To understand the enormity of this power better, a quote from, Spirit Controlled Temperament by Tim LaHaya produced in old English might help. He reproduces what Apostle Paul, a prominent Christian religious figure once had said pertaining to uncontrollable temptations and irresistible drives. “…for to will is present in me, but how to perform that which is good I find not. For that I would I do not; but the evil which I would not, that I do. Now if I do that I would not, it is no more I that do it, but sin that dwelleth in me.” In the portion where he says, “ it is no more I that do it, but sin that dwelleth in me,…” The sins are the deeds driven by the selfish instincts and the strong temptations each leads to action that continues to be the theme of this text. Thus, he was aware of the inner driving forces, but maybe could not make the connection to the different instincts that manufacture them.

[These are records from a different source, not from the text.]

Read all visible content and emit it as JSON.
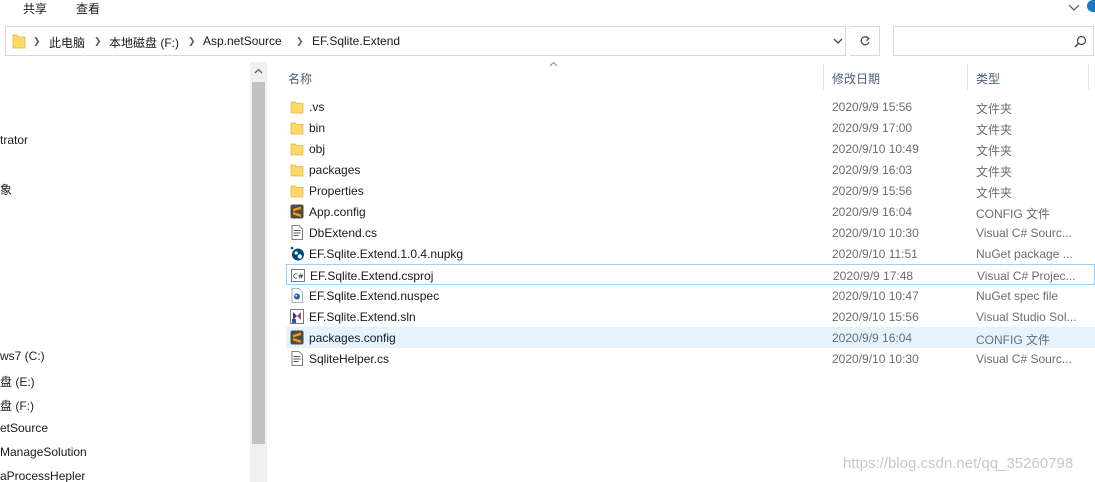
{
  "ribbon": {
    "tabs": [
      "共享",
      "查看"
    ]
  },
  "address": {
    "crumbs": [
      "此电脑",
      "本地磁盘 (F:)",
      "Asp.netSource",
      "EF.Sqlite.Extend"
    ],
    "search_placeholder": ""
  },
  "nav": {
    "items": [
      "trator",
      "象",
      "ws7 (C:)",
      "盘 (E:)",
      "盘 (F:)",
      "etSource",
      "ManageSolution",
      "aProcessHepler"
    ]
  },
  "columns": {
    "name": "名称",
    "date": "修改日期",
    "type": "类型"
  },
  "files": [
    {
      "name": ".vs",
      "date": "2020/9/9 15:56",
      "type": "文件夹",
      "icon": "folder-icon"
    },
    {
      "name": "bin",
      "date": "2020/9/9 17:00",
      "type": "文件夹",
      "icon": "folder-icon"
    },
    {
      "name": "obj",
      "date": "2020/9/10 10:49",
      "type": "文件夹",
      "icon": "folder-icon"
    },
    {
      "name": "packages",
      "date": "2020/9/9 16:03",
      "type": "文件夹",
      "icon": "folder-icon"
    },
    {
      "name": "Properties",
      "date": "2020/9/9 15:56",
      "type": "文件夹",
      "icon": "folder-icon"
    },
    {
      "name": "App.config",
      "date": "2020/9/9 16:04",
      "type": "CONFIG 文件",
      "icon": "sublime-file-icon"
    },
    {
      "name": "DbExtend.cs",
      "date": "2020/9/10 10:30",
      "type": "Visual C# Sourc...",
      "icon": "cs-file-icon"
    },
    {
      "name": "EF.Sqlite.Extend.1.0.4.nupkg",
      "date": "2020/9/10 11:51",
      "type": "NuGet package ...",
      "icon": "nuget-package-icon"
    },
    {
      "name": "EF.Sqlite.Extend.csproj",
      "date": "2020/9/9 17:48",
      "type": "Visual C# Projec...",
      "icon": "csproj-icon"
    },
    {
      "name": "EF.Sqlite.Extend.nuspec",
      "date": "2020/9/10 10:47",
      "type": "NuGet spec file",
      "icon": "nuspec-icon"
    },
    {
      "name": "EF.Sqlite.Extend.sln",
      "date": "2020/9/10 15:56",
      "type": "Visual Studio Sol...",
      "icon": "visual-studio-sln-icon"
    },
    {
      "name": "packages.config",
      "date": "2020/9/9 16:04",
      "type": "CONFIG 文件",
      "icon": "sublime-file-icon"
    },
    {
      "name": "SqliteHelper.cs",
      "date": "2020/9/10 10:30",
      "type": "Visual C# Sourc...",
      "icon": "cs-file-icon"
    }
  ],
  "watermark": "https://blog.csdn.net/qq_35260798",
  "colors": {
    "hover_row": "#e5f3ff",
    "focus_border": "#99d1ff",
    "folder": "#ffd866",
    "header_text": "#4c607a"
  }
}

Another prominent figure, Aristotle, also had something to say in this regard. Paraphrasing him, he once said, when you order your arm or leg to move, it obeys at once. However, when you command your mind, it disobeys you. What he found so disobedient in the mind were these unruly, primitive, blind, blinding and rebellious instincts. And this is why some thinkers rightfully claim that the hardest battle to win is the battle against oneself. Again, what is meant by, “oneself,” are these almighty instincts.
© Copyrights 2012-13 Mark Abraham